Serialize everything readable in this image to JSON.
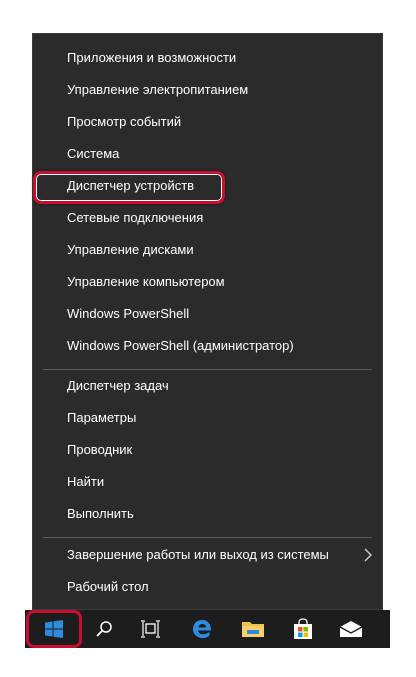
{
  "menu": {
    "items": [
      {
        "label": "Приложения и возможности"
      },
      {
        "label": "Управление электропитанием"
      },
      {
        "label": "Просмотр событий"
      },
      {
        "label": "Система"
      },
      {
        "label": "Диспетчер устройств"
      },
      {
        "label": "Сетевые подключения"
      },
      {
        "label": "Управление дисками"
      },
      {
        "label": "Управление компьютером"
      },
      {
        "label": "Windows PowerShell"
      },
      {
        "label": "Windows PowerShell (администратор)"
      },
      {
        "label": "Диспетчер задач"
      },
      {
        "label": "Параметры"
      },
      {
        "label": "Проводник"
      },
      {
        "label": "Найти"
      },
      {
        "label": "Выполнить"
      },
      {
        "label": "Завершение работы или выход из системы"
      },
      {
        "label": "Рабочий стол"
      }
    ],
    "highlighted_item": "Диспетчер устройств"
  },
  "taskbar": {
    "icons": [
      "windows-start-icon",
      "search-icon",
      "task-view-icon",
      "edge-icon",
      "file-explorer-icon",
      "store-icon",
      "mail-icon"
    ]
  },
  "colors": {
    "menu_bg": "#2b2b2b",
    "taskbar_bg": "#1d1d1d",
    "highlight": "#c8102e",
    "accent_blue": "#2d8ce0"
  }
}
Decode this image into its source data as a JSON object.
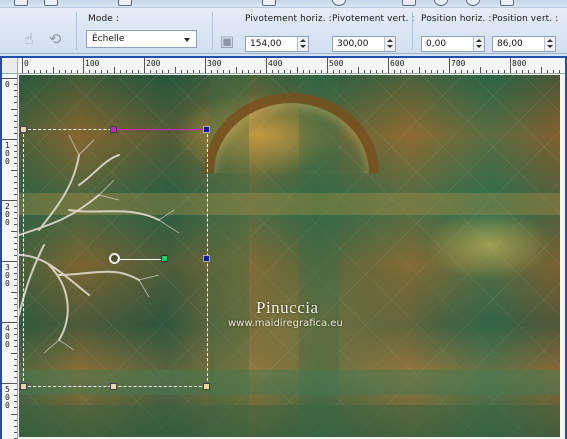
{
  "toolbar": {
    "mode_label": "Mode :",
    "mode_value": "Échelle",
    "pivot_h_label": "Pivotement horiz. :",
    "pivot_h_value": "154,00",
    "pivot_v_label": "Pivotement vert. :",
    "pivot_v_value": "300,00",
    "pos_h_label": "Position horiz. :",
    "pos_h_value": "0,00",
    "pos_v_label": "Position vert. :",
    "pos_v_value": "86,00"
  },
  "ruler": {
    "h_labels": [
      "0",
      "100",
      "200",
      "300",
      "400",
      "500",
      "600",
      "700",
      "800"
    ],
    "v_labels": [
      "0",
      "100",
      "200",
      "300",
      "400",
      "500"
    ]
  },
  "canvas": {
    "watermark_title": "Pinuccia",
    "watermark_url": "www.maidiregrafica.eu"
  },
  "colors": {
    "window_border": "#1f4fa8",
    "handle_magenta": "#d020c8",
    "handle_blue": "#1a1aa0",
    "handle_green": "#22c86a",
    "handle_tan": "#e8d8a0"
  }
}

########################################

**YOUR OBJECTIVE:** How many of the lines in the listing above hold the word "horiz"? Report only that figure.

**RESULT OF THIS TASK:** 2